→ **Exercise description**:
Every line of the listing below is to be repeated exactly; the pictures stay out.
[Provided entries]
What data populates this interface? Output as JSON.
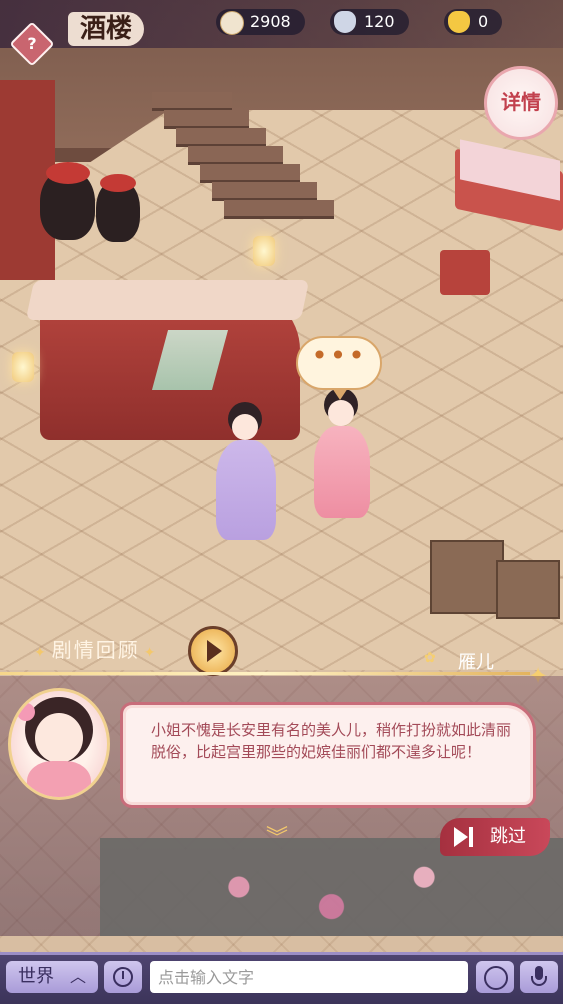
{
  "header": {
    "help_symbol": "?",
    "title": "酒楼",
    "resources": [
      {
        "icon": "coin-icon",
        "value": "2908"
      },
      {
        "icon": "silver-ingot-icon",
        "value": "120"
      },
      {
        "icon": "gold-ingot-icon",
        "value": "0"
      }
    ],
    "detail_button": "详情"
  },
  "scene": {
    "speech_bubble": "•••"
  },
  "story": {
    "recap_label": "剧情回顾",
    "speaker_name": "雁儿",
    "dialogue": "小姐不愧是长安里有名的美人儿，稍作打扮就如此清丽脱俗，比起宫里那些的妃嫔佳丽们都不遑多让呢！",
    "skip_label": "跳过"
  },
  "chat": {
    "channel": "世界",
    "input_placeholder": "点击输入文字"
  },
  "colors": {
    "dialog_text": "#a34a58",
    "dialog_border": "#c86d7a",
    "chat_bar": "#4e4470",
    "skip_button": "#a5303f"
  }
}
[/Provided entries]
→ **Solution to this task**:
What data populates this interface? Output as JSON.
{
  "header": {
    "help_symbol": "?",
    "title": "酒楼",
    "resources": [
      {
        "icon": "coin-icon",
        "value": "2908"
      },
      {
        "icon": "silver-ingot-icon",
        "value": "120"
      },
      {
        "icon": "gold-ingot-icon",
        "value": "0"
      }
    ],
    "detail_button": "详情"
  },
  "scene": {
    "speech_bubble": "•••"
  },
  "story": {
    "recap_label": "剧情回顾",
    "speaker_name": "雁儿",
    "dialogue": "小姐不愧是长安里有名的美人儿，稍作打扮就如此清丽脱俗，比起宫里那些的妃嫔佳丽们都不遑多让呢！",
    "skip_label": "跳过"
  },
  "chat": {
    "channel": "世界",
    "input_placeholder": "点击输入文字"
  },
  "colors": {
    "dialog_text": "#a34a58",
    "dialog_border": "#c86d7a",
    "chat_bar": "#4e4470",
    "skip_button": "#a5303f"
  }
}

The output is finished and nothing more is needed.